** Dataset records follows **

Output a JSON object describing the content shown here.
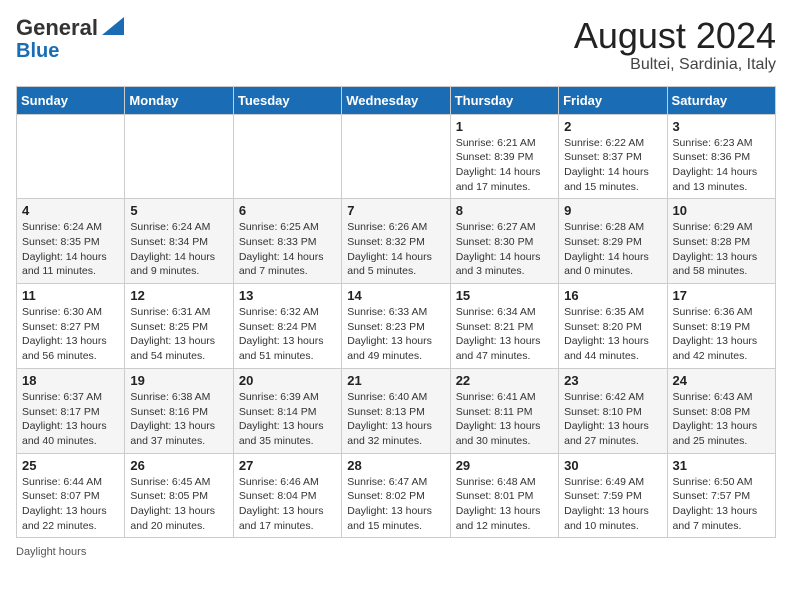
{
  "header": {
    "logo_line1": "General",
    "logo_line2": "Blue",
    "month_year": "August 2024",
    "location": "Bultei, Sardinia, Italy"
  },
  "weekdays": [
    "Sunday",
    "Monday",
    "Tuesday",
    "Wednesday",
    "Thursday",
    "Friday",
    "Saturday"
  ],
  "weeks": [
    [
      {
        "day": "",
        "sunrise": "",
        "sunset": "",
        "daylight": ""
      },
      {
        "day": "",
        "sunrise": "",
        "sunset": "",
        "daylight": ""
      },
      {
        "day": "",
        "sunrise": "",
        "sunset": "",
        "daylight": ""
      },
      {
        "day": "",
        "sunrise": "",
        "sunset": "",
        "daylight": ""
      },
      {
        "day": "1",
        "sunrise": "Sunrise: 6:21 AM",
        "sunset": "Sunset: 8:39 PM",
        "daylight": "Daylight: 14 hours and 17 minutes."
      },
      {
        "day": "2",
        "sunrise": "Sunrise: 6:22 AM",
        "sunset": "Sunset: 8:37 PM",
        "daylight": "Daylight: 14 hours and 15 minutes."
      },
      {
        "day": "3",
        "sunrise": "Sunrise: 6:23 AM",
        "sunset": "Sunset: 8:36 PM",
        "daylight": "Daylight: 14 hours and 13 minutes."
      }
    ],
    [
      {
        "day": "4",
        "sunrise": "Sunrise: 6:24 AM",
        "sunset": "Sunset: 8:35 PM",
        "daylight": "Daylight: 14 hours and 11 minutes."
      },
      {
        "day": "5",
        "sunrise": "Sunrise: 6:24 AM",
        "sunset": "Sunset: 8:34 PM",
        "daylight": "Daylight: 14 hours and 9 minutes."
      },
      {
        "day": "6",
        "sunrise": "Sunrise: 6:25 AM",
        "sunset": "Sunset: 8:33 PM",
        "daylight": "Daylight: 14 hours and 7 minutes."
      },
      {
        "day": "7",
        "sunrise": "Sunrise: 6:26 AM",
        "sunset": "Sunset: 8:32 PM",
        "daylight": "Daylight: 14 hours and 5 minutes."
      },
      {
        "day": "8",
        "sunrise": "Sunrise: 6:27 AM",
        "sunset": "Sunset: 8:30 PM",
        "daylight": "Daylight: 14 hours and 3 minutes."
      },
      {
        "day": "9",
        "sunrise": "Sunrise: 6:28 AM",
        "sunset": "Sunset: 8:29 PM",
        "daylight": "Daylight: 14 hours and 0 minutes."
      },
      {
        "day": "10",
        "sunrise": "Sunrise: 6:29 AM",
        "sunset": "Sunset: 8:28 PM",
        "daylight": "Daylight: 13 hours and 58 minutes."
      }
    ],
    [
      {
        "day": "11",
        "sunrise": "Sunrise: 6:30 AM",
        "sunset": "Sunset: 8:27 PM",
        "daylight": "Daylight: 13 hours and 56 minutes."
      },
      {
        "day": "12",
        "sunrise": "Sunrise: 6:31 AM",
        "sunset": "Sunset: 8:25 PM",
        "daylight": "Daylight: 13 hours and 54 minutes."
      },
      {
        "day": "13",
        "sunrise": "Sunrise: 6:32 AM",
        "sunset": "Sunset: 8:24 PM",
        "daylight": "Daylight: 13 hours and 51 minutes."
      },
      {
        "day": "14",
        "sunrise": "Sunrise: 6:33 AM",
        "sunset": "Sunset: 8:23 PM",
        "daylight": "Daylight: 13 hours and 49 minutes."
      },
      {
        "day": "15",
        "sunrise": "Sunrise: 6:34 AM",
        "sunset": "Sunset: 8:21 PM",
        "daylight": "Daylight: 13 hours and 47 minutes."
      },
      {
        "day": "16",
        "sunrise": "Sunrise: 6:35 AM",
        "sunset": "Sunset: 8:20 PM",
        "daylight": "Daylight: 13 hours and 44 minutes."
      },
      {
        "day": "17",
        "sunrise": "Sunrise: 6:36 AM",
        "sunset": "Sunset: 8:19 PM",
        "daylight": "Daylight: 13 hours and 42 minutes."
      }
    ],
    [
      {
        "day": "18",
        "sunrise": "Sunrise: 6:37 AM",
        "sunset": "Sunset: 8:17 PM",
        "daylight": "Daylight: 13 hours and 40 minutes."
      },
      {
        "day": "19",
        "sunrise": "Sunrise: 6:38 AM",
        "sunset": "Sunset: 8:16 PM",
        "daylight": "Daylight: 13 hours and 37 minutes."
      },
      {
        "day": "20",
        "sunrise": "Sunrise: 6:39 AM",
        "sunset": "Sunset: 8:14 PM",
        "daylight": "Daylight: 13 hours and 35 minutes."
      },
      {
        "day": "21",
        "sunrise": "Sunrise: 6:40 AM",
        "sunset": "Sunset: 8:13 PM",
        "daylight": "Daylight: 13 hours and 32 minutes."
      },
      {
        "day": "22",
        "sunrise": "Sunrise: 6:41 AM",
        "sunset": "Sunset: 8:11 PM",
        "daylight": "Daylight: 13 hours and 30 minutes."
      },
      {
        "day": "23",
        "sunrise": "Sunrise: 6:42 AM",
        "sunset": "Sunset: 8:10 PM",
        "daylight": "Daylight: 13 hours and 27 minutes."
      },
      {
        "day": "24",
        "sunrise": "Sunrise: 6:43 AM",
        "sunset": "Sunset: 8:08 PM",
        "daylight": "Daylight: 13 hours and 25 minutes."
      }
    ],
    [
      {
        "day": "25",
        "sunrise": "Sunrise: 6:44 AM",
        "sunset": "Sunset: 8:07 PM",
        "daylight": "Daylight: 13 hours and 22 minutes."
      },
      {
        "day": "26",
        "sunrise": "Sunrise: 6:45 AM",
        "sunset": "Sunset: 8:05 PM",
        "daylight": "Daylight: 13 hours and 20 minutes."
      },
      {
        "day": "27",
        "sunrise": "Sunrise: 6:46 AM",
        "sunset": "Sunset: 8:04 PM",
        "daylight": "Daylight: 13 hours and 17 minutes."
      },
      {
        "day": "28",
        "sunrise": "Sunrise: 6:47 AM",
        "sunset": "Sunset: 8:02 PM",
        "daylight": "Daylight: 13 hours and 15 minutes."
      },
      {
        "day": "29",
        "sunrise": "Sunrise: 6:48 AM",
        "sunset": "Sunset: 8:01 PM",
        "daylight": "Daylight: 13 hours and 12 minutes."
      },
      {
        "day": "30",
        "sunrise": "Sunrise: 6:49 AM",
        "sunset": "Sunset: 7:59 PM",
        "daylight": "Daylight: 13 hours and 10 minutes."
      },
      {
        "day": "31",
        "sunrise": "Sunrise: 6:50 AM",
        "sunset": "Sunset: 7:57 PM",
        "daylight": "Daylight: 13 hours and 7 minutes."
      }
    ]
  ],
  "footer": {
    "daylight_label": "Daylight hours"
  }
}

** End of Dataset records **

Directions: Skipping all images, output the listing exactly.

Solution below:
Output a JSON object describing the content shown here.
{
  "header": {
    "logo_line1": "General",
    "logo_line2": "Blue",
    "month_year": "August 2024",
    "location": "Bultei, Sardinia, Italy"
  },
  "weekdays": [
    "Sunday",
    "Monday",
    "Tuesday",
    "Wednesday",
    "Thursday",
    "Friday",
    "Saturday"
  ],
  "weeks": [
    [
      {
        "day": "",
        "sunrise": "",
        "sunset": "",
        "daylight": ""
      },
      {
        "day": "",
        "sunrise": "",
        "sunset": "",
        "daylight": ""
      },
      {
        "day": "",
        "sunrise": "",
        "sunset": "",
        "daylight": ""
      },
      {
        "day": "",
        "sunrise": "",
        "sunset": "",
        "daylight": ""
      },
      {
        "day": "1",
        "sunrise": "Sunrise: 6:21 AM",
        "sunset": "Sunset: 8:39 PM",
        "daylight": "Daylight: 14 hours and 17 minutes."
      },
      {
        "day": "2",
        "sunrise": "Sunrise: 6:22 AM",
        "sunset": "Sunset: 8:37 PM",
        "daylight": "Daylight: 14 hours and 15 minutes."
      },
      {
        "day": "3",
        "sunrise": "Sunrise: 6:23 AM",
        "sunset": "Sunset: 8:36 PM",
        "daylight": "Daylight: 14 hours and 13 minutes."
      }
    ],
    [
      {
        "day": "4",
        "sunrise": "Sunrise: 6:24 AM",
        "sunset": "Sunset: 8:35 PM",
        "daylight": "Daylight: 14 hours and 11 minutes."
      },
      {
        "day": "5",
        "sunrise": "Sunrise: 6:24 AM",
        "sunset": "Sunset: 8:34 PM",
        "daylight": "Daylight: 14 hours and 9 minutes."
      },
      {
        "day": "6",
        "sunrise": "Sunrise: 6:25 AM",
        "sunset": "Sunset: 8:33 PM",
        "daylight": "Daylight: 14 hours and 7 minutes."
      },
      {
        "day": "7",
        "sunrise": "Sunrise: 6:26 AM",
        "sunset": "Sunset: 8:32 PM",
        "daylight": "Daylight: 14 hours and 5 minutes."
      },
      {
        "day": "8",
        "sunrise": "Sunrise: 6:27 AM",
        "sunset": "Sunset: 8:30 PM",
        "daylight": "Daylight: 14 hours and 3 minutes."
      },
      {
        "day": "9",
        "sunrise": "Sunrise: 6:28 AM",
        "sunset": "Sunset: 8:29 PM",
        "daylight": "Daylight: 14 hours and 0 minutes."
      },
      {
        "day": "10",
        "sunrise": "Sunrise: 6:29 AM",
        "sunset": "Sunset: 8:28 PM",
        "daylight": "Daylight: 13 hours and 58 minutes."
      }
    ],
    [
      {
        "day": "11",
        "sunrise": "Sunrise: 6:30 AM",
        "sunset": "Sunset: 8:27 PM",
        "daylight": "Daylight: 13 hours and 56 minutes."
      },
      {
        "day": "12",
        "sunrise": "Sunrise: 6:31 AM",
        "sunset": "Sunset: 8:25 PM",
        "daylight": "Daylight: 13 hours and 54 minutes."
      },
      {
        "day": "13",
        "sunrise": "Sunrise: 6:32 AM",
        "sunset": "Sunset: 8:24 PM",
        "daylight": "Daylight: 13 hours and 51 minutes."
      },
      {
        "day": "14",
        "sunrise": "Sunrise: 6:33 AM",
        "sunset": "Sunset: 8:23 PM",
        "daylight": "Daylight: 13 hours and 49 minutes."
      },
      {
        "day": "15",
        "sunrise": "Sunrise: 6:34 AM",
        "sunset": "Sunset: 8:21 PM",
        "daylight": "Daylight: 13 hours and 47 minutes."
      },
      {
        "day": "16",
        "sunrise": "Sunrise: 6:35 AM",
        "sunset": "Sunset: 8:20 PM",
        "daylight": "Daylight: 13 hours and 44 minutes."
      },
      {
        "day": "17",
        "sunrise": "Sunrise: 6:36 AM",
        "sunset": "Sunset: 8:19 PM",
        "daylight": "Daylight: 13 hours and 42 minutes."
      }
    ],
    [
      {
        "day": "18",
        "sunrise": "Sunrise: 6:37 AM",
        "sunset": "Sunset: 8:17 PM",
        "daylight": "Daylight: 13 hours and 40 minutes."
      },
      {
        "day": "19",
        "sunrise": "Sunrise: 6:38 AM",
        "sunset": "Sunset: 8:16 PM",
        "daylight": "Daylight: 13 hours and 37 minutes."
      },
      {
        "day": "20",
        "sunrise": "Sunrise: 6:39 AM",
        "sunset": "Sunset: 8:14 PM",
        "daylight": "Daylight: 13 hours and 35 minutes."
      },
      {
        "day": "21",
        "sunrise": "Sunrise: 6:40 AM",
        "sunset": "Sunset: 8:13 PM",
        "daylight": "Daylight: 13 hours and 32 minutes."
      },
      {
        "day": "22",
        "sunrise": "Sunrise: 6:41 AM",
        "sunset": "Sunset: 8:11 PM",
        "daylight": "Daylight: 13 hours and 30 minutes."
      },
      {
        "day": "23",
        "sunrise": "Sunrise: 6:42 AM",
        "sunset": "Sunset: 8:10 PM",
        "daylight": "Daylight: 13 hours and 27 minutes."
      },
      {
        "day": "24",
        "sunrise": "Sunrise: 6:43 AM",
        "sunset": "Sunset: 8:08 PM",
        "daylight": "Daylight: 13 hours and 25 minutes."
      }
    ],
    [
      {
        "day": "25",
        "sunrise": "Sunrise: 6:44 AM",
        "sunset": "Sunset: 8:07 PM",
        "daylight": "Daylight: 13 hours and 22 minutes."
      },
      {
        "day": "26",
        "sunrise": "Sunrise: 6:45 AM",
        "sunset": "Sunset: 8:05 PM",
        "daylight": "Daylight: 13 hours and 20 minutes."
      },
      {
        "day": "27",
        "sunrise": "Sunrise: 6:46 AM",
        "sunset": "Sunset: 8:04 PM",
        "daylight": "Daylight: 13 hours and 17 minutes."
      },
      {
        "day": "28",
        "sunrise": "Sunrise: 6:47 AM",
        "sunset": "Sunset: 8:02 PM",
        "daylight": "Daylight: 13 hours and 15 minutes."
      },
      {
        "day": "29",
        "sunrise": "Sunrise: 6:48 AM",
        "sunset": "Sunset: 8:01 PM",
        "daylight": "Daylight: 13 hours and 12 minutes."
      },
      {
        "day": "30",
        "sunrise": "Sunrise: 6:49 AM",
        "sunset": "Sunset: 7:59 PM",
        "daylight": "Daylight: 13 hours and 10 minutes."
      },
      {
        "day": "31",
        "sunrise": "Sunrise: 6:50 AM",
        "sunset": "Sunset: 7:57 PM",
        "daylight": "Daylight: 13 hours and 7 minutes."
      }
    ]
  ],
  "footer": {
    "daylight_label": "Daylight hours"
  }
}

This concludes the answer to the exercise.